Now making every allowance for nerves caused by the black chair, we'll write off Antoinette as a slip of the tongue, and try to forget Versailles and the time-travelling Henry VII. Any residual stores of charity are drained, however, by 4). How could a minister of state, for higher education or paperclips, be unaware that Yugoslavia dissolved in the early 1990s? By what savage irony did he imagine that Europe's most vicious warfare since 1945 could be styled the "Rose Revolution"? How did that major global figure Shevardnadze, whose name could only come from Georgia (the former Soviet state, Mr L; not the one on Ray Charles's mind), pass him by?
If it seems incredible, it is all the more so because Mr Lammy has a Masters in law from Harvard, alma mater of President Obama with whom he claims friendship. Can any of us have such a stellar qualification and tend, to put it generously, towards the dim?
Yes we can, judging by Tuesday's Today interview. Although a presumably sated Mr Humphrys didn't conduct it, he was a Lammy to the slaughter all the same as an heroically patient Sarah Montague teased from him a performance to provoke the heavily tranquilised Zen master known to brother monks as "Old Softie" into pummelling the wall until the knuckles gushed blood.
Did the minister accept the argument of our universities, who have floated the idea of raising annual tuition fees to £5,000, that they need more money? "Well, I think the universities have done a piece of work which is about scenarios... within that piece of work... actually one of the scenarios is that it remains the same," he said. "The universities are rightly preparing for an independent review..."
But do you agree, asked Sarah, with the basic premise that they need more cash? "Look, I don't want to get into what will rightly be the scenarios when we begin the independent review. But I would say..." Yes but forget the review, she interrupted as exasperation finally began to flirt with her larynx, do you agree they need more money?
"Look," said Mr Lammy, understandably irritated himself now at being expected, as minister for higher education, to have an opinion about higher education, "it's a bit like asking a farmer whether he needs more land." Answers on the traditional postcard, please, you cryptographers out there. In the absence of the Enigma machine, Mr Lammy's Agrarian Code remains uncrackable to me.
He then accused Ms Monatague of pursuing him on the point not on behalf of school pupils who might want a steer as to whether they'll be able to afford the higher of education for which, lest I forgot to mention this, he is minister; but rather in a cynical BBC hunt for "banner headlines". Even by the standards of Mrs Bottomley in the dog days of Major, even compared to the "I've already been very clear..." obfuscatory gibberish spewed by Hazel Blears herself, this was a display of psychosis-inducing obtuseness and complacency. I'd call it a calculated insult to the public's intelligence, of the sort disclaimed above, but it's hard to accuse someone who answered "Henry VII" to 3) of being able to calculate anything at all.
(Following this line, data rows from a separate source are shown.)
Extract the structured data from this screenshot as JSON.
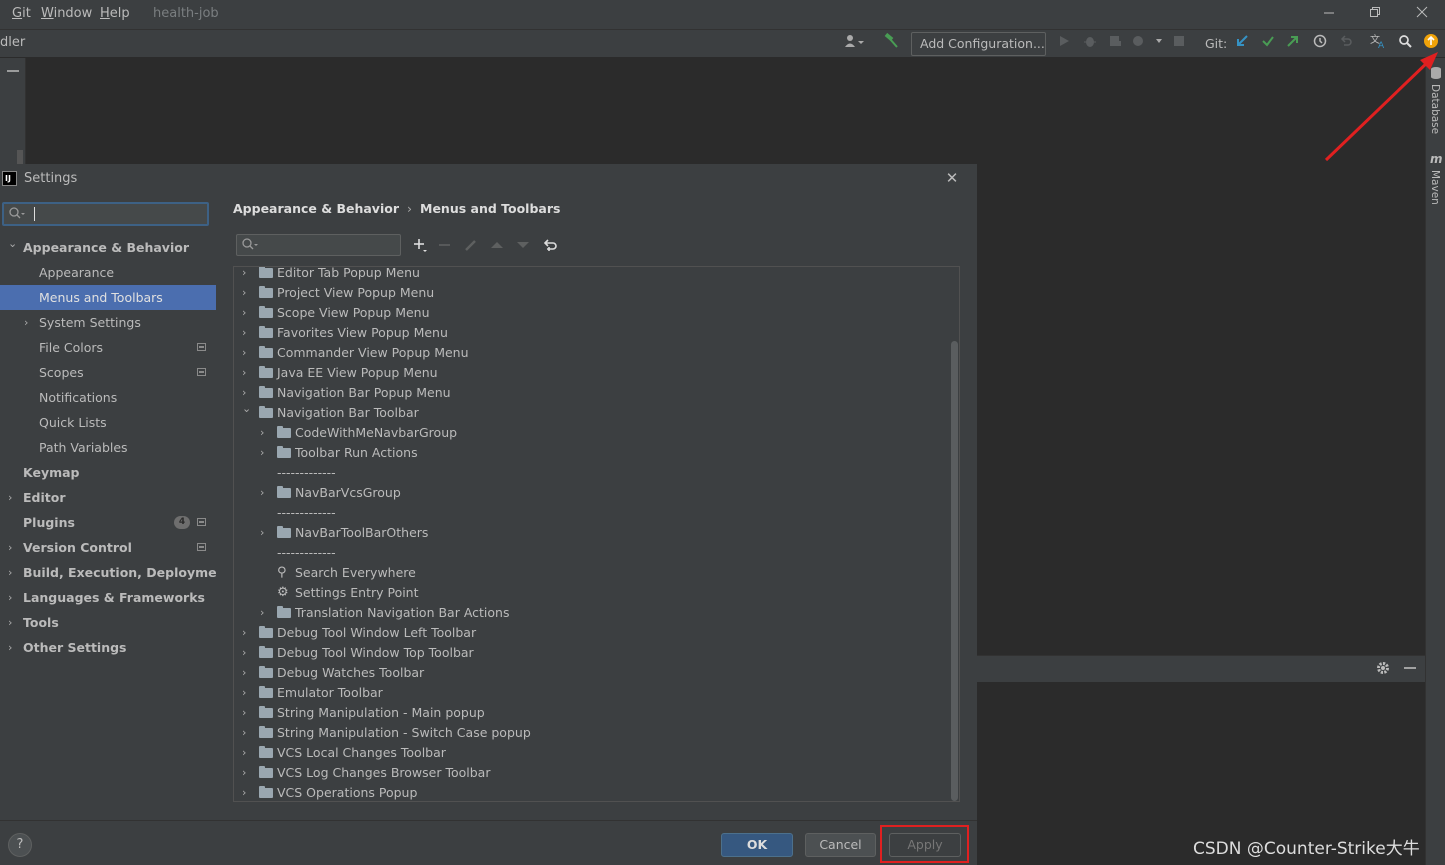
{
  "menubar": {
    "items": [
      {
        "label": "Git",
        "mnemonic": "G",
        "rest": "it"
      },
      {
        "label": "Window",
        "mnemonic": "W",
        "rest": "indow"
      },
      {
        "label": "Help",
        "mnemonic": "H",
        "rest": "elp"
      }
    ],
    "project_title": "health-job"
  },
  "toolbar": {
    "nav_crumb": "dler",
    "add_configuration": "Add Configuration...",
    "git_label": "Git:"
  },
  "right_strip": {
    "database_label": "Database",
    "maven_label": "Maven",
    "maven_glyph": "m"
  },
  "dialog": {
    "title": "Settings",
    "logo_text": "IJ",
    "close_glyph": "✕"
  },
  "sidebar": {
    "search_value": "",
    "items": [
      {
        "label": "Appearance & Behavior",
        "level": 0,
        "expand": "open",
        "bold": true
      },
      {
        "label": "Appearance",
        "level": 1,
        "expand": "none",
        "bold": false
      },
      {
        "label": "Menus and Toolbars",
        "level": 1,
        "expand": "none",
        "bold": false,
        "selected": true
      },
      {
        "label": "System Settings",
        "level": 1,
        "expand": "closed",
        "bold": false
      },
      {
        "label": "File Colors",
        "level": 1,
        "expand": "none",
        "bold": false,
        "project_icon": true
      },
      {
        "label": "Scopes",
        "level": 1,
        "expand": "none",
        "bold": false,
        "project_icon": true
      },
      {
        "label": "Notifications",
        "level": 1,
        "expand": "none",
        "bold": false
      },
      {
        "label": "Quick Lists",
        "level": 1,
        "expand": "none",
        "bold": false
      },
      {
        "label": "Path Variables",
        "level": 1,
        "expand": "none",
        "bold": false
      },
      {
        "label": "Keymap",
        "level": 0,
        "expand": "none",
        "bold": true
      },
      {
        "label": "Editor",
        "level": 0,
        "expand": "closed",
        "bold": true
      },
      {
        "label": "Plugins",
        "level": 0,
        "expand": "none",
        "bold": true,
        "badge": "4",
        "project_icon": true
      },
      {
        "label": "Version Control",
        "level": 0,
        "expand": "closed",
        "bold": true,
        "project_icon": true
      },
      {
        "label": "Build, Execution, Deployment",
        "level": 0,
        "expand": "closed",
        "bold": true
      },
      {
        "label": "Languages & Frameworks",
        "level": 0,
        "expand": "closed",
        "bold": true
      },
      {
        "label": "Tools",
        "level": 0,
        "expand": "closed",
        "bold": true
      },
      {
        "label": "Other Settings",
        "level": 0,
        "expand": "closed",
        "bold": true
      }
    ]
  },
  "content": {
    "breadcrumb": [
      "Appearance & Behavior",
      "Menus and Toolbars"
    ],
    "breadcrumb_sep": "›",
    "search_value": "",
    "tree": [
      {
        "label": "Editor Tab Popup Menu",
        "level": 0,
        "expand": "closed",
        "icon": "folder"
      },
      {
        "label": "Project View Popup Menu",
        "level": 0,
        "expand": "closed",
        "icon": "folder"
      },
      {
        "label": "Scope View Popup Menu",
        "level": 0,
        "expand": "closed",
        "icon": "folder"
      },
      {
        "label": "Favorites View Popup Menu",
        "level": 0,
        "expand": "closed",
        "icon": "folder"
      },
      {
        "label": "Commander View Popup Menu",
        "level": 0,
        "expand": "closed",
        "icon": "folder"
      },
      {
        "label": "Java EE View Popup Menu",
        "level": 0,
        "expand": "closed",
        "icon": "folder"
      },
      {
        "label": "Navigation Bar Popup Menu",
        "level": 0,
        "expand": "closed",
        "icon": "folder"
      },
      {
        "label": "Navigation Bar Toolbar",
        "level": 0,
        "expand": "open",
        "icon": "folder"
      },
      {
        "label": "CodeWithMeNavbarGroup",
        "level": 1,
        "expand": "closed",
        "icon": "folder"
      },
      {
        "label": "Toolbar Run Actions",
        "level": 1,
        "expand": "closed",
        "icon": "folder"
      },
      {
        "label": "-------------",
        "level": 1,
        "expand": "none",
        "icon": "none"
      },
      {
        "label": "NavBarVcsGroup",
        "level": 1,
        "expand": "closed",
        "icon": "folder"
      },
      {
        "label": "-------------",
        "level": 1,
        "expand": "none",
        "icon": "none"
      },
      {
        "label": "NavBarToolBarOthers",
        "level": 1,
        "expand": "closed",
        "icon": "folder"
      },
      {
        "label": "-------------",
        "level": 1,
        "expand": "none",
        "icon": "none"
      },
      {
        "label": "Search Everywhere",
        "level": 1,
        "expand": "none",
        "icon": "search"
      },
      {
        "label": "Settings Entry Point",
        "level": 1,
        "expand": "none",
        "icon": "gear"
      },
      {
        "label": "Translation Navigation Bar Actions",
        "level": 1,
        "expand": "closed",
        "icon": "folder"
      },
      {
        "label": "Debug Tool Window Left Toolbar",
        "level": 0,
        "expand": "closed",
        "icon": "folder"
      },
      {
        "label": "Debug Tool Window Top Toolbar",
        "level": 0,
        "expand": "closed",
        "icon": "folder"
      },
      {
        "label": "Debug Watches Toolbar",
        "level": 0,
        "expand": "closed",
        "icon": "folder"
      },
      {
        "label": "Emulator Toolbar",
        "level": 0,
        "expand": "closed",
        "icon": "folder"
      },
      {
        "label": "String Manipulation - Main popup",
        "level": 0,
        "expand": "closed",
        "icon": "folder"
      },
      {
        "label": "String Manipulation - Switch Case popup",
        "level": 0,
        "expand": "closed",
        "icon": "folder"
      },
      {
        "label": "VCS Local Changes Toolbar",
        "level": 0,
        "expand": "closed",
        "icon": "folder"
      },
      {
        "label": "VCS Log Changes Browser Toolbar",
        "level": 0,
        "expand": "closed",
        "icon": "folder"
      },
      {
        "label": "VCS Operations Popup",
        "level": 0,
        "expand": "closed",
        "icon": "folder"
      }
    ]
  },
  "footer": {
    "help_glyph": "?",
    "ok_label": "OK",
    "cancel_label": "Cancel",
    "apply_label": "Apply"
  },
  "watermark": "CSDN @Counter-Strike大牛",
  "colors": {
    "selection": "#4b6eaf",
    "ok_button": "#365880",
    "annotation_red": "#e02020",
    "update_badge": "#f0a30a"
  }
}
How did it come to this? How did this country come to be governed by people whose knowledge of everything from fourth-form history to popular culture, sport and even cheese (the blue variety served with port, he posited, is Red Leicester) verges on the non-existent?
So many questions, so few answers. If whether higher education needs more funding or not is yet another to stump David Lammy, so be it. It's in excellent company. But if our universities should shortly join every other once-revered British institution on the one-way journey past the U-bend, we should be able to make a fair old stab at answering why.